• **EXERCISE DETAILS**
Look for the word "título" in the entries and copy every line where it shows up.

• **SOURCE RECORDS**

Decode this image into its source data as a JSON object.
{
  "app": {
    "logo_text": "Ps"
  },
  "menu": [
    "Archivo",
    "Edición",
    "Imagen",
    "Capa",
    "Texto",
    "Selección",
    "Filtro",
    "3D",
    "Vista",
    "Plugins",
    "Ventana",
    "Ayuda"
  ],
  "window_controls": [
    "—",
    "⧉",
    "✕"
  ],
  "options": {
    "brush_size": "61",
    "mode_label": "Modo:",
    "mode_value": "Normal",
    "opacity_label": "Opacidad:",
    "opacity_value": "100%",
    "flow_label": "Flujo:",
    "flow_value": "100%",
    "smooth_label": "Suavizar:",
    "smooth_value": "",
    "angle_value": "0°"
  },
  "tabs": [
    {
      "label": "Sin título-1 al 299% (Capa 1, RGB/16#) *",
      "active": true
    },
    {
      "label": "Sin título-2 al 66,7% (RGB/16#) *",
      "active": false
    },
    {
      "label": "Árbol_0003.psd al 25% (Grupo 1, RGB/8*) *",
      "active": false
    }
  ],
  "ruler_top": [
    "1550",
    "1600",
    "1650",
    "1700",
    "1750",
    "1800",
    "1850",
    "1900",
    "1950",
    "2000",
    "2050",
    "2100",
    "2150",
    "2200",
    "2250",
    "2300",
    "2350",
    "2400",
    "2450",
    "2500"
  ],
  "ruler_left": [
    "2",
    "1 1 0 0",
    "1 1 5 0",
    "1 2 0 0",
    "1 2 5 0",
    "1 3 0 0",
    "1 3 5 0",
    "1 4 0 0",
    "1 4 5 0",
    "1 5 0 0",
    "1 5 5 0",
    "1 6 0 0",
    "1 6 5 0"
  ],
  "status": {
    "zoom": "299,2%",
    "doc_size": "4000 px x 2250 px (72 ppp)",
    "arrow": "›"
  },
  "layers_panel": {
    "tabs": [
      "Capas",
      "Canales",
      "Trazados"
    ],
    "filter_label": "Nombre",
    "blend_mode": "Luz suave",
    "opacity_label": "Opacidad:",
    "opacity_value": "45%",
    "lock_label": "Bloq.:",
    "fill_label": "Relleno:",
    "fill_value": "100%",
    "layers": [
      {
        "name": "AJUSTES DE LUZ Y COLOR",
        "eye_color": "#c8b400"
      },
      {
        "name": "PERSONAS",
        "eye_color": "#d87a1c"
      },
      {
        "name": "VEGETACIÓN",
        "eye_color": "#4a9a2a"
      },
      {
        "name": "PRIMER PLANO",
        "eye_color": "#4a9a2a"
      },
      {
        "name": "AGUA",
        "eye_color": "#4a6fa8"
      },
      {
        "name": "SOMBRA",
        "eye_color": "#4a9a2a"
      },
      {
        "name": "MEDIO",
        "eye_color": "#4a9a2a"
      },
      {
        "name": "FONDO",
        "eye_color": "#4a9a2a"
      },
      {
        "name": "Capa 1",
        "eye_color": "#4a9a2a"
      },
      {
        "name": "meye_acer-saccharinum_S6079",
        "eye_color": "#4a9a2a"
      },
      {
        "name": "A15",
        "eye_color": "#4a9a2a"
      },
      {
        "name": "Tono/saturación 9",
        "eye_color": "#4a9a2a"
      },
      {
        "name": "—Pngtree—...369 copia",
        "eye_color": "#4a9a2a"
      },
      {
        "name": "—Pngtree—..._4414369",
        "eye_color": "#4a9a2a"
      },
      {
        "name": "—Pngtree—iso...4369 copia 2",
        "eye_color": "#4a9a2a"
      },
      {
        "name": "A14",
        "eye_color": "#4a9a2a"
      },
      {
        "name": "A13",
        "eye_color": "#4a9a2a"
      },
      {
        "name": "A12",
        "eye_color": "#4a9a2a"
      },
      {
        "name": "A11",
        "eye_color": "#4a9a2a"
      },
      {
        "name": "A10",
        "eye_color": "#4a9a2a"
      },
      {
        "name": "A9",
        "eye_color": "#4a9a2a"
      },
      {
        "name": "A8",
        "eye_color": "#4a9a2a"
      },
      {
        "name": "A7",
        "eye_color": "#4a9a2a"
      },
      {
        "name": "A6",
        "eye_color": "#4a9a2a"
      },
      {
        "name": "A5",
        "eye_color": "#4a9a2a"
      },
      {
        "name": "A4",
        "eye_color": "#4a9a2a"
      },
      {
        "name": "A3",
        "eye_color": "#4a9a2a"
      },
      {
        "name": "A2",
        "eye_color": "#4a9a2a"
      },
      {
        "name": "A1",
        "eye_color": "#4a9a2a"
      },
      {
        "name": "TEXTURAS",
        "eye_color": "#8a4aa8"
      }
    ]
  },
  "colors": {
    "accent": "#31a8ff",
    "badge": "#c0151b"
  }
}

• **RESPONSE TO THE TASK**
      "label": "Sin título-1 al 299% (Capa 1, RGB/16#) *",
      "label": "Sin título-2 al 66,7% (RGB/16#) *",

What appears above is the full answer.